Beneficiaries Behind Ant Group
Xi scuttled Ant Group’s $35 billion initial public offering two days before the Hong Kong and Shanghai dual debut was scheduled in November 2020, because he believed the real beneficiary may be the Jiang faction.
The ownership structure of Ant is complex, revealed firstly by China’s state-run media Caixin on Aug. 27, 2020.
One of the investors is Boyu Capital, a private company founded in part by Alvin Jiang Zhicheng. He is the oldest grandson of the former regime leader Jiang Zemin. Boyu holds the shares through a private equity firm, Beijing Jingguan Investment Center.
Another shareholder linked to Jiang’s network is Li Botan, the son-in-law of the former head of a top-level Communist Party advisory committee, Jia Qinglin. Li invested in Ant through Beijing Zhaode Investment Group.
This year, Alvin Jiang’s Boyu Capital was moved from Hong Kong to Singapore and Shanghai according to The Wall Street Journal on Feb. 22.
The transition of the business to Hong Kong started in late 2019, coinciding with the time when Xi tightened control over Hong Kong. Key executives of the Hong Kong base have moved to its Singapore office, including the CFO Vincent Fok.
Shanghai is the base of the Jiang faction, which is also known as the Shanghai Gang, because most of its members hail from Shanghai and the surrounding area.
Commentator Li Linyi interpreted the suspension of Ant’s IPO and the transfer of Boyu as a sign that the factional conflicts have been transferred to the economy as Xi tries to bring the curtain down on Jiang’s era.
Xi’s High Roller Cousin
On Feb. 9, the WSJ reported that Australia’s largest casino operator Crown Resort had been found unfit to run its Sydney casino.
Crown has been dogged for years by allegations of illegal activity, such as money laundering and junkets bringing in high spending gamblers from Asia.
Chief among its high rollers is Australian citizen Ming Chai, one of Xi’s cousins.
He was under a broad investigation as part of broader organized crime and money laundering probes, the WSJ reported.

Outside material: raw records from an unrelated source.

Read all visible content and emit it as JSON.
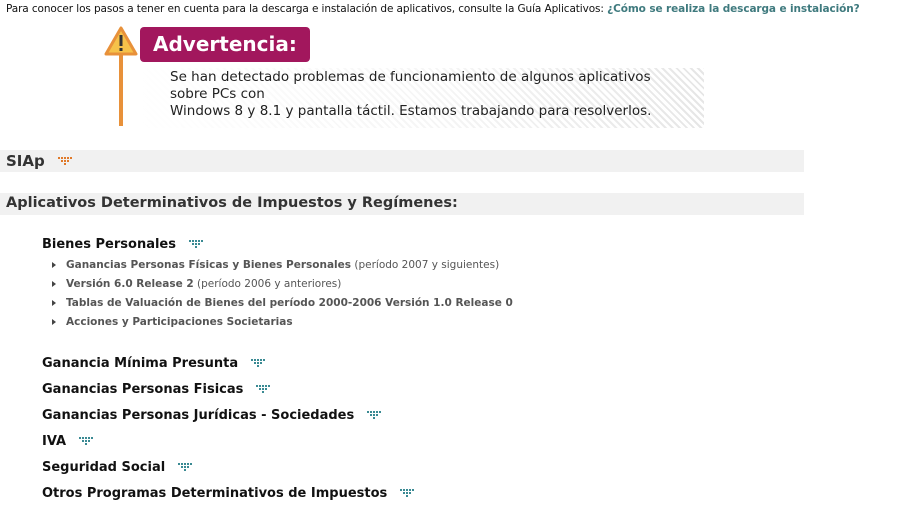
{
  "intro": {
    "text": "Para conocer los pasos a tener en cuenta para la descarga e instalación de aplicativos, consulte la Guía Aplicativos: ",
    "link": "¿Cómo se realiza la descarga e instalación?"
  },
  "warning": {
    "title": "Advertencia:",
    "line1": "Se han detectado problemas de funcionamiento de algunos aplicativos sobre PCs con",
    "line2": "Windows 8 y 8.1 y pantalla táctil. Estamos trabajando para resolverlos.",
    "icon": "warning-triangle-icon"
  },
  "sections": {
    "siap": "SIAp",
    "aplicativos": "Aplicativos Determinativos de Impuestos y Regímenes:"
  },
  "categories": {
    "bienes": "Bienes Personales",
    "gmp": "Ganancia Mínima Presunta",
    "gpf": "Ganancias Personas Fisicas",
    "gpj": "Ganancias Personas Jurídicas - Sociedades",
    "iva": "IVA",
    "seguridad": "Seguridad Social",
    "otros": "Otros Programas Determinativos de Impuestos"
  },
  "bienes_items": [
    {
      "link": "Ganancias Personas Físicas y Bienes Personales",
      "suffix": " (período 2007 y siguientes)"
    },
    {
      "link": "Versión 6.0 Release 2",
      "suffix": " (período 2006 y anteriores)"
    },
    {
      "link": "Tablas de Valuación de Bienes del período 2000-2006 Versión 1.0 Release 0",
      "suffix": ""
    },
    {
      "link": "Acciones y Participaciones Societarias",
      "suffix": ""
    }
  ],
  "colors": {
    "accent_magenta": "#a2175d",
    "accent_orange": "#e8913a",
    "dots_teal": "#3a8a93",
    "dots_orange": "#e07a2a",
    "link": "#3f7a7e"
  }
}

Chai is not the main target of the investigation, according to Australian officials. His ties to Tom Zhou, the millionaire Crown junket operator, were the focus of investigators. Both men were aboard when Australian federal agents searched a private jet with high-stakes gamblers in 2016.

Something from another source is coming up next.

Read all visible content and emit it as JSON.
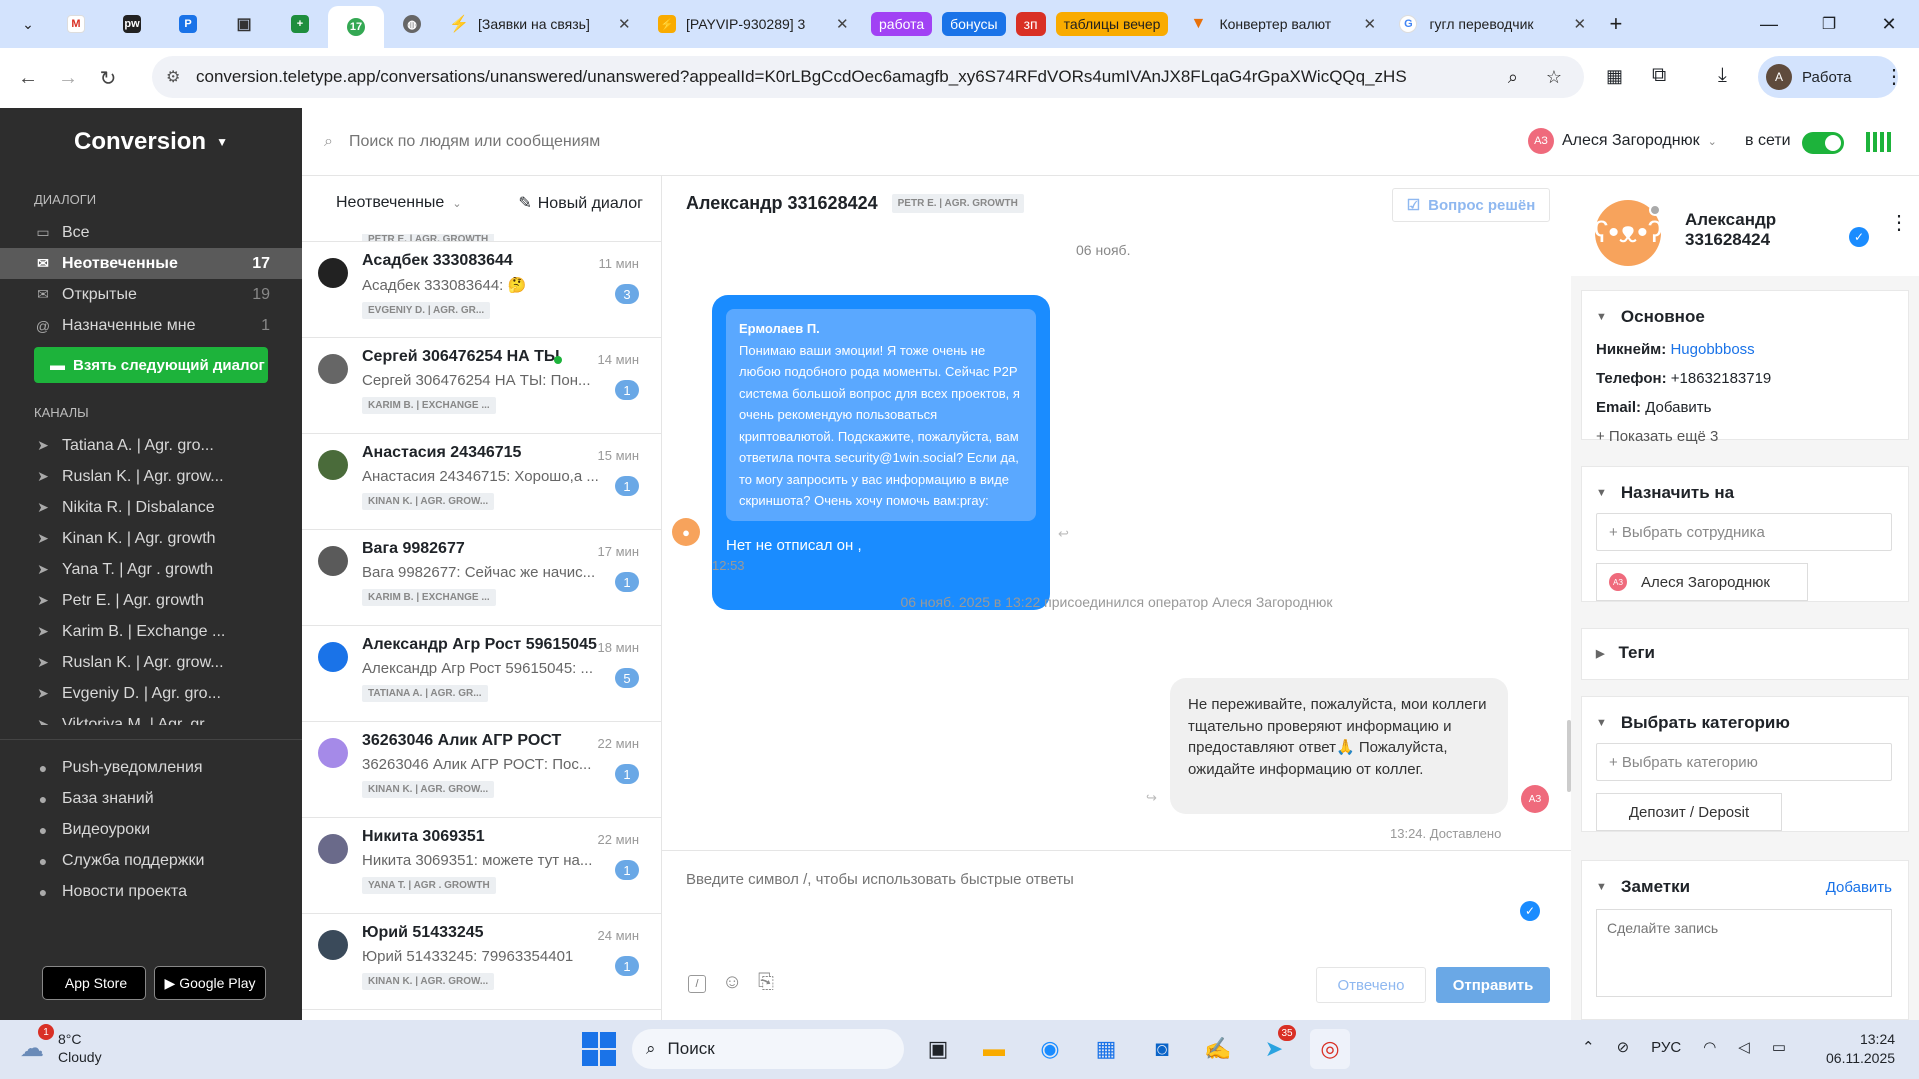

Officials also looked at the source of Chai’s money.
Chai spent $39 million over 18 months starting in June 2012. The next year, according to gambling turnover, he was listed among the top 50 customers. He was described as a “VVIP,” a very, very important person in a trove of thousands of files leaked from Crown.
Chai’s father is a former high-ranking chief of the Chinese People’s Armed Police service. Before Chai become an Australian citizen, he held a senior position in ZTE, the telecommunications company closely linked to CCP, which was subject to bans by the United States over national security concerns.
A month later, the WSJ report’s co-author, Wong Chun Han, was expelled from mainland China.